University of Dubuque Research to be Presented in International Competition

Aug 11, 2016 | Stacey Ortman, University Relations

DUBUQUE, Iowa – University of Dubuque’s Meagan Albon (C’18) and University of California, Berkeley’s Madeleine Zuercher (C’19) have partnered to represent the United States at the 13th annual International Junior Foresters’ Competition from Sept. 4-9, 2016, in Peterhof, Russia.

The students will present “Bat Ecology in a Northeastern Iowa Forest: Determining Spatial and Temporal Patterns and Exposure Risk to the White-Nose Syndrome Fungus.”

Sponsored by the Russian Federal Forest Agency, the competition will bring together youth, ages 14 to 22, from nations around the world to promote and reward young scientists for their interest and efforts in the environmental field and to encourage international dialogue on forestry issues. The U.S. Forest Service selected only one project to participate.

“This is an ultimate example of academic achievement,” said Dr. Gerald Zuercher, professor of vertebrate ecology at UD. “They’re representing the country in an academic venture. That carries a lot of weight with it in terms of the academic world.”

Gerald Zuercher asked his bat research project technicians – Albon and Zuercher, his daughter – if they would like to submit an application for the competition. They were surprised to be selected.

“My stomach dropped,” Albon said. “It was incredible. I’m still in shock.”

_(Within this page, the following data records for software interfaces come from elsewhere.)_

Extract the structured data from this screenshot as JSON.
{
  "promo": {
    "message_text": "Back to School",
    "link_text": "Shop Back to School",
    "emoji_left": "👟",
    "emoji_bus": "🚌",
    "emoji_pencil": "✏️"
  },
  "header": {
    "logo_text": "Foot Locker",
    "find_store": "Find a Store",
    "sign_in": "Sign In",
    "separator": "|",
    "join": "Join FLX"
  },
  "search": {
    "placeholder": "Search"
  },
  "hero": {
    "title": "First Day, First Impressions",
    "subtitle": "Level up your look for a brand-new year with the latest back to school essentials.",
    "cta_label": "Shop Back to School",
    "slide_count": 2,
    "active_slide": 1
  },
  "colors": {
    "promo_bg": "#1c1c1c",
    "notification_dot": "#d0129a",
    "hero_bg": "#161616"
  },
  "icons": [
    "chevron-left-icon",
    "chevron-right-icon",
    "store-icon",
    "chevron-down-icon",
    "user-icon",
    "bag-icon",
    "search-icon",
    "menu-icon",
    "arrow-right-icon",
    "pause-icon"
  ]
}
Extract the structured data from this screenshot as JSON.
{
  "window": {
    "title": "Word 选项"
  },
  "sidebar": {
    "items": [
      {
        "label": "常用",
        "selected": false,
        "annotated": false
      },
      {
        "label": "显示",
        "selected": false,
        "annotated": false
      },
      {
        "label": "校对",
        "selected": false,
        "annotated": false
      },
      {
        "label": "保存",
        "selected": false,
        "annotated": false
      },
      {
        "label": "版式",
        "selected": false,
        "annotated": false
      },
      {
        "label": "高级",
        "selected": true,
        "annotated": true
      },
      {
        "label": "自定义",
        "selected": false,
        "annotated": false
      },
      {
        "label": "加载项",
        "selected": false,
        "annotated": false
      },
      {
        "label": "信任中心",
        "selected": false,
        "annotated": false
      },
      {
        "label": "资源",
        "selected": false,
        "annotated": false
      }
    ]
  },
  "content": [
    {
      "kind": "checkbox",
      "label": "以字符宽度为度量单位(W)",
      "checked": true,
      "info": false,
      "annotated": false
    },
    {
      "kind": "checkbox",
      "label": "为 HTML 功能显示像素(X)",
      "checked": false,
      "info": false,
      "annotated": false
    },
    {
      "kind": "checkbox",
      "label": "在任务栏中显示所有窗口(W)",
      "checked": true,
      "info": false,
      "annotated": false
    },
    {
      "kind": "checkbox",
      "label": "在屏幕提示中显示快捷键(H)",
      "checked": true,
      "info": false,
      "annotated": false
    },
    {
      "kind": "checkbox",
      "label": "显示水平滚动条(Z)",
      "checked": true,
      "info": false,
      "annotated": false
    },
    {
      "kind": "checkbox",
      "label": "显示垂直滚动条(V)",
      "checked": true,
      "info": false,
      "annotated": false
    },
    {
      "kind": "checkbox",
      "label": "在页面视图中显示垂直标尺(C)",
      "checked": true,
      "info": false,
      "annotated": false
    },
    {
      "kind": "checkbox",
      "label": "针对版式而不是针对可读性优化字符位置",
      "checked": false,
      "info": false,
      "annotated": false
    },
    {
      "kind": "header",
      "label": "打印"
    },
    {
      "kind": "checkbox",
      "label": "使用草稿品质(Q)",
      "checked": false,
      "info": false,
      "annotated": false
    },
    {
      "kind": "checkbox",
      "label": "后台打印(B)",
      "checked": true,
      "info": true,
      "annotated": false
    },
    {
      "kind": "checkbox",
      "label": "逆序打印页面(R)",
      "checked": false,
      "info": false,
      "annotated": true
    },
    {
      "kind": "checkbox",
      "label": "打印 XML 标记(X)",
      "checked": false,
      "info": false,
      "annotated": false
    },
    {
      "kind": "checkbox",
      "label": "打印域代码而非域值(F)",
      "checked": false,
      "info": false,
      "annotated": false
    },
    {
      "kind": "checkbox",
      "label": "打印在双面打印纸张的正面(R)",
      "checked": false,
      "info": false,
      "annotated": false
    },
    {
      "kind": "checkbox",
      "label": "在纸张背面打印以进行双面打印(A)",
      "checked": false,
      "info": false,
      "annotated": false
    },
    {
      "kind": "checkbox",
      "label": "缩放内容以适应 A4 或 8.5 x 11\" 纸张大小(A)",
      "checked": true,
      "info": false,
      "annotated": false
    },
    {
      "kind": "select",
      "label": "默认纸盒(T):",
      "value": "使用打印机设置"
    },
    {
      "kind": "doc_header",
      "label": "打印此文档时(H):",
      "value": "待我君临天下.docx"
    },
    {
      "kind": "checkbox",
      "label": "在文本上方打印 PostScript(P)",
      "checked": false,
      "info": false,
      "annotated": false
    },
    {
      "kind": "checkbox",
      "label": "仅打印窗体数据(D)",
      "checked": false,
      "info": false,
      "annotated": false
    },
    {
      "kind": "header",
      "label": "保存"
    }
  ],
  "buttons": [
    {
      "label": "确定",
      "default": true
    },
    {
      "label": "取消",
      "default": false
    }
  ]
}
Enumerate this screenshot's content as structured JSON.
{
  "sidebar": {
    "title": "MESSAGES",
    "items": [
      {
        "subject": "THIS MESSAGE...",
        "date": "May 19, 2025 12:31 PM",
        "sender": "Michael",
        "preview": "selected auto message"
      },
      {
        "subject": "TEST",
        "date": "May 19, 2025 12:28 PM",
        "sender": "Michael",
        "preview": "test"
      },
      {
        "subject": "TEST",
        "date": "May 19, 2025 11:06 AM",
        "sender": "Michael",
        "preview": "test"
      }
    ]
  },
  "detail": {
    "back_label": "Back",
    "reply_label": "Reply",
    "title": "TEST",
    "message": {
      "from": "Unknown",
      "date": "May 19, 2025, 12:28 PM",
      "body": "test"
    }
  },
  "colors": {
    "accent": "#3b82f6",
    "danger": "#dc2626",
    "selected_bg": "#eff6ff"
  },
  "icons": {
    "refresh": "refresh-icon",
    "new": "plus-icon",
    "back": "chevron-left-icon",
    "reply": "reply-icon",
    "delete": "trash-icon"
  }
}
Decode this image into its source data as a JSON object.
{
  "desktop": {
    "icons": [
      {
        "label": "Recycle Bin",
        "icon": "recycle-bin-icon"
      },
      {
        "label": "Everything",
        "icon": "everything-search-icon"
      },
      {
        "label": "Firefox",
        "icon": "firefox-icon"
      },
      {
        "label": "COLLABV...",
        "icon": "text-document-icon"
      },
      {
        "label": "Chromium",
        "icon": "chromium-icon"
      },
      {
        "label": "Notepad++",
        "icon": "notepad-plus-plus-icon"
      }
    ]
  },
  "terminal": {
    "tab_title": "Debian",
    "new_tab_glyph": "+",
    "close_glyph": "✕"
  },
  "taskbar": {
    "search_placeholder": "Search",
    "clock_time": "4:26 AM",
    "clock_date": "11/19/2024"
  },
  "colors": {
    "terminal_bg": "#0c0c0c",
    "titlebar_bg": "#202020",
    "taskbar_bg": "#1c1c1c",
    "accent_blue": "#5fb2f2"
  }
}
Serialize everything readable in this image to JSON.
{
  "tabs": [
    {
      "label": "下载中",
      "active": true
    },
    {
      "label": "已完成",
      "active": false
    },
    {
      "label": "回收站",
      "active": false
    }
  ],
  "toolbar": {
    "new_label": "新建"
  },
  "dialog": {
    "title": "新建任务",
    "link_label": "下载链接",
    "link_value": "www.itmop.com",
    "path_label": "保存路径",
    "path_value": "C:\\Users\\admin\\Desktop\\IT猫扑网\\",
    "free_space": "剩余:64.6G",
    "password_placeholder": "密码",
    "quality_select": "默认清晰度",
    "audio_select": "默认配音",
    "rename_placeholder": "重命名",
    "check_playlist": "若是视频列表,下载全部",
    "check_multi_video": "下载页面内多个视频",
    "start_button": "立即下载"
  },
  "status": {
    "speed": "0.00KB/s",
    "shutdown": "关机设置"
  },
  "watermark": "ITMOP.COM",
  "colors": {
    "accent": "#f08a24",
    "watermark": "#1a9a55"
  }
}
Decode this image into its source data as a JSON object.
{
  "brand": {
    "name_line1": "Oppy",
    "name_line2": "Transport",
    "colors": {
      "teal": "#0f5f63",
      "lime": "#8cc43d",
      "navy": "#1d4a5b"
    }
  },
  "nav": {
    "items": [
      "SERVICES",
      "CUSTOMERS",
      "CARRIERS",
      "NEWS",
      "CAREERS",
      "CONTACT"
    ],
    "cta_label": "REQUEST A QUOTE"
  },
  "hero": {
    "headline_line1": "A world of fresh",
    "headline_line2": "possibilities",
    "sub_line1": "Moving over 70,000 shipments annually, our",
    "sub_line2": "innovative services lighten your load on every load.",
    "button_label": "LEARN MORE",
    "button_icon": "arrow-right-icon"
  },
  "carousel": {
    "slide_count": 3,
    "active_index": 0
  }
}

Bat research started at UD five years ago when Megan Johnson (C’13) received a Joseph and Linda Chlapaty Summer Fellowship. The University was eventually invited by Effigy Mounds National Monument to document the park’s bat community and assess the risk of exposure to the fungus that causes white-nose syndrome. The fungus wakes hibernating bats, which causes them to search for food and water. Gerald Zuercher said the bats essentially starve to death.

The northern long-eared bat is one of the species of bats most impacted by the fungus. It was listed as threatened under the Endangered Species Act. UD researchers have found a community with more of those species of bats than suspected in Effigy Mounds, which Gerald Zuercher said suggests that the location is important to the bats.

“With their designation as a threatened species, the need to really further investigate and assess their risk became even higher,” Zuercher said.

Albon started to research bats in the field earlier this summer.

 “I didn’t really know how to handle a bat until this summer,” she said. “The first time I handled a bat I was kind of nervous because, you know, it’s a bat. It’s just been an amazing experience going from working in a lab to doing all of the field work.”

Gerald Zuercher said the students’ research matters.

“What these ladies are finding out is going to have an impact for decades,” he said. “It’s going to help a national park make decisions about how they manage their resources. It’s going to give us baseline information to compare against as environments change as this fungal disease moves through. It’s important to know what it should look like so you know how it has changed.”

For the competition, the students prepared a written submission. They will receive 10 minutes to present to a panel of international judges with an additional five minutes to answer questions. The U.S. Forest Service is covering travel expenses, while the Russian Forestry Federation Agency is covering all in-country expenses for the competitors.